Ron Landis

I'm retired now, but spent decades in the people and training business. Brooke is extraordinary! Even though this course is extremely well organized and she's left nothing unattended, she moves through it with friendly conversational manners and without a sense of it being stilted. It's as though we are all her friends, not students, as she shares her heart and passion with us. What a joy it is to listen to her. And what a clear, unambiguous command of her subject. Wow! She explains it with such ease using explanations and techniques that won't overwhelm artists just starting their portfolio or the Photoshop-squeamish among us; but despite its simplicity her resulting art is breathtaking and beyond original. I wish more of my professors at school were as engaging. This was by far my best buy at Creative Live yet.

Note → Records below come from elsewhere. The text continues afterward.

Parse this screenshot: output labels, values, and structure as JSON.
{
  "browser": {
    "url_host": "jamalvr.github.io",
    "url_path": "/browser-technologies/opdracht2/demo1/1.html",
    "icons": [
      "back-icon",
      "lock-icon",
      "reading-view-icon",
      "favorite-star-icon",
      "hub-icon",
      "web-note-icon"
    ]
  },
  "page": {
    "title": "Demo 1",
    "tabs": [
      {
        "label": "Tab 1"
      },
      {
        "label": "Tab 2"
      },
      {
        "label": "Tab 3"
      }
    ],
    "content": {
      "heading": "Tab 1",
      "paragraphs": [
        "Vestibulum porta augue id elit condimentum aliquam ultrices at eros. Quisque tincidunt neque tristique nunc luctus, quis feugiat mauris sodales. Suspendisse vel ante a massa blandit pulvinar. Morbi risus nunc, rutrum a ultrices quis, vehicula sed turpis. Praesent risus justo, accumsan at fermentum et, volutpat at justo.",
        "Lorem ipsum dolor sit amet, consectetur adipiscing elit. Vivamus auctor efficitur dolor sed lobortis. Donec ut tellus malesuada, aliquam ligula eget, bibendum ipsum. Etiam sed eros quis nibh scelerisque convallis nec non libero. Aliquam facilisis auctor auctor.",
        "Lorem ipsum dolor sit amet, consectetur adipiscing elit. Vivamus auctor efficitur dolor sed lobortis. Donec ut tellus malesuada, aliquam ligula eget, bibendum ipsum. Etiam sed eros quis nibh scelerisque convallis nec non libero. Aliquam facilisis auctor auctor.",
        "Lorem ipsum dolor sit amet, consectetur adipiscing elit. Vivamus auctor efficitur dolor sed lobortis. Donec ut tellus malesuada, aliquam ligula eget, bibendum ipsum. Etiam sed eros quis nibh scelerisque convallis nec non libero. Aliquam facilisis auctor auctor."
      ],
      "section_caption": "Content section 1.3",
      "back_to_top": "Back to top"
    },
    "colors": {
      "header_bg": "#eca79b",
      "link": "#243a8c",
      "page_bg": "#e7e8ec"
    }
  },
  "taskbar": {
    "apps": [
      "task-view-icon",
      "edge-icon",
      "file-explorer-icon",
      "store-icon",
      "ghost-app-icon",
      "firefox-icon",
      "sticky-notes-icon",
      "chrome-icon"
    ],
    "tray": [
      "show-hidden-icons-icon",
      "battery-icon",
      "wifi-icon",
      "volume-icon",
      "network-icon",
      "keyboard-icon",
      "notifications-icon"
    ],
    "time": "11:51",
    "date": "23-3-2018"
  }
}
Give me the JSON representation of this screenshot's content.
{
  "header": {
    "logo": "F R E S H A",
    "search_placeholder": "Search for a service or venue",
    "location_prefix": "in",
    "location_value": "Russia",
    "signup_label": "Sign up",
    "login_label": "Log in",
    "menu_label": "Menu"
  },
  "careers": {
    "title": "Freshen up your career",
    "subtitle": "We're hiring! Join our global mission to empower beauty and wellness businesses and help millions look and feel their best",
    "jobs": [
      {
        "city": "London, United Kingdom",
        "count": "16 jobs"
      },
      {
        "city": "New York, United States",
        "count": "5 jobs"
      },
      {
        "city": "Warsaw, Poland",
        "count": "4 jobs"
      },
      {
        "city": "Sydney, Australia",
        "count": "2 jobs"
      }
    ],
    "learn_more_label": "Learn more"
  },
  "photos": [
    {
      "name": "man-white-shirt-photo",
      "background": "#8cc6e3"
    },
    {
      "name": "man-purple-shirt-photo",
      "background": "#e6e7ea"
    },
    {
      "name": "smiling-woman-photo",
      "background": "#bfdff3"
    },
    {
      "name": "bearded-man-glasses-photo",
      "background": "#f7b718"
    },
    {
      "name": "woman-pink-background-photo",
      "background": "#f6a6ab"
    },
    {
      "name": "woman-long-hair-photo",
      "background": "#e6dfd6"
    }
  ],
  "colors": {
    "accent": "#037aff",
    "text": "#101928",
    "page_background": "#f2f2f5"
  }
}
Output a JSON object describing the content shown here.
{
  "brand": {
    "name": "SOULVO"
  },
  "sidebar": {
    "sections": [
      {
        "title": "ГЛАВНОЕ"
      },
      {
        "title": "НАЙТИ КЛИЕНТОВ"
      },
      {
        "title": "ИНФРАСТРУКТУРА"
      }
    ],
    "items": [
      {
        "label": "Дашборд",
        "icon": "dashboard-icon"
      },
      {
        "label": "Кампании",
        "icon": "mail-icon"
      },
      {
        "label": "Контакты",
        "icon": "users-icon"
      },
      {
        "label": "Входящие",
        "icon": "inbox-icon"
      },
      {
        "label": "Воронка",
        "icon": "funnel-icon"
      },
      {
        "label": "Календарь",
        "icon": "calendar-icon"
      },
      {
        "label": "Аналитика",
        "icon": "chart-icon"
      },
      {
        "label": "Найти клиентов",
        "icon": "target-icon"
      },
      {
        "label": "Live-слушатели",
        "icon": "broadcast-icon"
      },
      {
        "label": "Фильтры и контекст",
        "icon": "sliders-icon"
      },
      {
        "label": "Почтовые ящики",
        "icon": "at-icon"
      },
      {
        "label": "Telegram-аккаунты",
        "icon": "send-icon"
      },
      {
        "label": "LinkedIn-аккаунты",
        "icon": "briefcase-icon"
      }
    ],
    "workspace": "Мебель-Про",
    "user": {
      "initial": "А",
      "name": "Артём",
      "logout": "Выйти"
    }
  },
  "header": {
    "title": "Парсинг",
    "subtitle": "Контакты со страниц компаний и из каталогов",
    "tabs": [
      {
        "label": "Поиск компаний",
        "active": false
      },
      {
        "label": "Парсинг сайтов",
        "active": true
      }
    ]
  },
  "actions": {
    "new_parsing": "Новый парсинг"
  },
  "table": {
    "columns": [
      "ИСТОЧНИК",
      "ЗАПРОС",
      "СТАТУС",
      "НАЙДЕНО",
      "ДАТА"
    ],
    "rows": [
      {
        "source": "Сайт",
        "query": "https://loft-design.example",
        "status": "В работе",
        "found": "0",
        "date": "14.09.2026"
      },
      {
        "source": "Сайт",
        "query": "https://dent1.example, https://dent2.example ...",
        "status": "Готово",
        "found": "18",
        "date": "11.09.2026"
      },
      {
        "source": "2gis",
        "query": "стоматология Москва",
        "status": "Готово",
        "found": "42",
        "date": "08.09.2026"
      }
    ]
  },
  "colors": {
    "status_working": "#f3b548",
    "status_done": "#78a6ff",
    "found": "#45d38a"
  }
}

Angel Ricci

When the title says comprehensive, it means comprehensive! I loved every part of this course. It's inspirational, motivating, and insightful towards creating art work. Even if you are not necessarily considering a fine art specialty, the concepts discussed in this course are applicable to many areas! I find this super useful as a videographer and photographer and look to apply all of these exercises and concepts for my personal and business work moving forward. It is lengthy, but you will not regret a single minute. Brooke Shaden is an amazing artist and educator. I recommend keeping up with her work, presentations, and any future courses that may come in the future.